**WHAT IS EXPECTED:** With no line omitted, restate the records below exactly as they appear.

BEGIN INPUT FOR THIS TASK

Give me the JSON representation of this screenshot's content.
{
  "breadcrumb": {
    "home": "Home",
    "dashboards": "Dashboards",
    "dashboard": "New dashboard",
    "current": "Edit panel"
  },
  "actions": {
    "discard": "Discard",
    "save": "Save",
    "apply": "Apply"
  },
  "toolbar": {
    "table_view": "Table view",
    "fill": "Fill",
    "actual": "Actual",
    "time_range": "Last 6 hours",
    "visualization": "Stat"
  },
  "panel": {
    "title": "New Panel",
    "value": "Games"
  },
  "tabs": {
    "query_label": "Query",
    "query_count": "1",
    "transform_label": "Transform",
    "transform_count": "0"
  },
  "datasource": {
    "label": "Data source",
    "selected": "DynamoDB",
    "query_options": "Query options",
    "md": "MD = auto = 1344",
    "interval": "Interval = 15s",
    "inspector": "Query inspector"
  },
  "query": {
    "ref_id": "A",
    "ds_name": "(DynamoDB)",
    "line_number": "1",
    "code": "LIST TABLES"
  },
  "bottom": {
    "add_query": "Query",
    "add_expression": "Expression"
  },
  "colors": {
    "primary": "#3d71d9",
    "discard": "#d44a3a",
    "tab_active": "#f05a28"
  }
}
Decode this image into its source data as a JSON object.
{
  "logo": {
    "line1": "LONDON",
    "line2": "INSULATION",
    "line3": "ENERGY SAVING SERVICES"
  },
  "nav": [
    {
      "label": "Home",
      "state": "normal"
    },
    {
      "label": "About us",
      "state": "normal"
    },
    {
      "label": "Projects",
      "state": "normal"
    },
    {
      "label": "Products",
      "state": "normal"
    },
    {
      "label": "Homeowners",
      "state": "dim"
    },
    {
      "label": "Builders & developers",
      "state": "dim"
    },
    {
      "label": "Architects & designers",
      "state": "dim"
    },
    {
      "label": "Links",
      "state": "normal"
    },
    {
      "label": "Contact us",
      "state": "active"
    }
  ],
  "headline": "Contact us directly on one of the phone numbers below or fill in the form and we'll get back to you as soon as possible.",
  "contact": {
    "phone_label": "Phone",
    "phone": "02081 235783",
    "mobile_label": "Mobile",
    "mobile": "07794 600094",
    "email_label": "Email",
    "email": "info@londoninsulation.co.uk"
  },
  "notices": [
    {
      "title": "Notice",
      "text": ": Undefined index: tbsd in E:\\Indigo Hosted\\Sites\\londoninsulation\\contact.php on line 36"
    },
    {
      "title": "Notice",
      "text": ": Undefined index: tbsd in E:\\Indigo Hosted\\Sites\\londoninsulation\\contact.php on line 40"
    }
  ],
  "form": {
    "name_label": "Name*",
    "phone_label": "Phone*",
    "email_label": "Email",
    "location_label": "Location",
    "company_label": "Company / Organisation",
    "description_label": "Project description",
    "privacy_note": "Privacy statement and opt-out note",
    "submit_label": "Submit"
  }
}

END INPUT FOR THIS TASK

**RESULT OF THIS EXERCISE:**
Give me the JSON representation of this screenshot's content.
{
  "breadcrumb": {
    "home": "Home",
    "dashboards": "Dashboards",
    "dashboard": "New dashboard",
    "current": "Edit panel"
  },
  "actions": {
    "discard": "Discard",
    "save": "Save",
    "apply": "Apply"
  },
  "toolbar": {
    "table_view": "Table view",
    "fill": "Fill",
    "actual": "Actual",
    "time_range": "Last 6 hours",
    "visualization": "Stat"
  },
  "panel": {
    "title": "New Panel",
    "value": "Games"
  },
  "tabs": {
    "query_label": "Query",
    "query_count": "1",
    "transform_label": "Transform",
    "transform_count": "0"
  },
  "datasource": {
    "label": "Data source",
    "selected": "DynamoDB",
    "query_options": "Query options",
    "md": "MD = auto = 1344",
    "interval": "Interval = 15s",
    "inspector": "Query inspector"
  },
  "query": {
    "ref_id": "A",
    "ds_name": "(DynamoDB)",
    "line_number": "1",
    "code": "LIST TABLES"
  },
  "bottom": {
    "add_query": "Query",
    "add_expression": "Expression"
  },
  "colors": {
    "primary": "#3d71d9",
    "discard": "#d44a3a",
    "tab_active": "#f05a28"
  }
}
Decode this image into its source data as a JSON object.
{
  "logo": {
    "line1": "LONDON",
    "line2": "INSULATION",
    "line3": "ENERGY SAVING SERVICES"
  },
  "nav": [
    {
      "label": "Home",
      "state": "normal"
    },
    {
      "label": "About us",
      "state": "normal"
    },
    {
      "label": "Projects",
      "state": "normal"
    },
    {
      "label": "Products",
      "state": "normal"
    },
    {
      "label": "Homeowners",
      "state": "dim"
    },
    {
      "label": "Builders & developers",
      "state": "dim"
    },
    {
      "label": "Architects & designers",
      "state": "dim"
    },
    {
      "label": "Links",
      "state": "normal"
    },
    {
      "label": "Contact us",
      "state": "active"
    }
  ],
  "headline": "Contact us directly on one of the phone numbers below or fill in the form and we'll get back to you as soon as possible.",
  "contact": {
    "phone_label": "Phone",
    "phone": "02081 235783",
    "mobile_label": "Mobile",
    "mobile": "07794 600094",
    "email_label": "Email",
    "email": "info@londoninsulation.co.uk"
  },
  "notices": [
    {
      "title": "Notice",
      "text": ": Undefined index: tbsd in E:\\Indigo Hosted\\Sites\\londoninsulation\\contact.php on line 36"
    },
    {
      "title": "Notice",
      "text": ": Undefined index: tbsd in E:\\Indigo Hosted\\Sites\\londoninsulation\\contact.php on line 40"
    }
  ],
  "form": {
    "name_label": "Name*",
    "phone_label": "Phone*",
    "email_label": "Email",
    "location_label": "Location",
    "company_label": "Company / Organisation",
    "description_label": "Project description",
    "privacy_note": "Privacy statement and opt-out note",
    "submit_label": "Submit"
  }
}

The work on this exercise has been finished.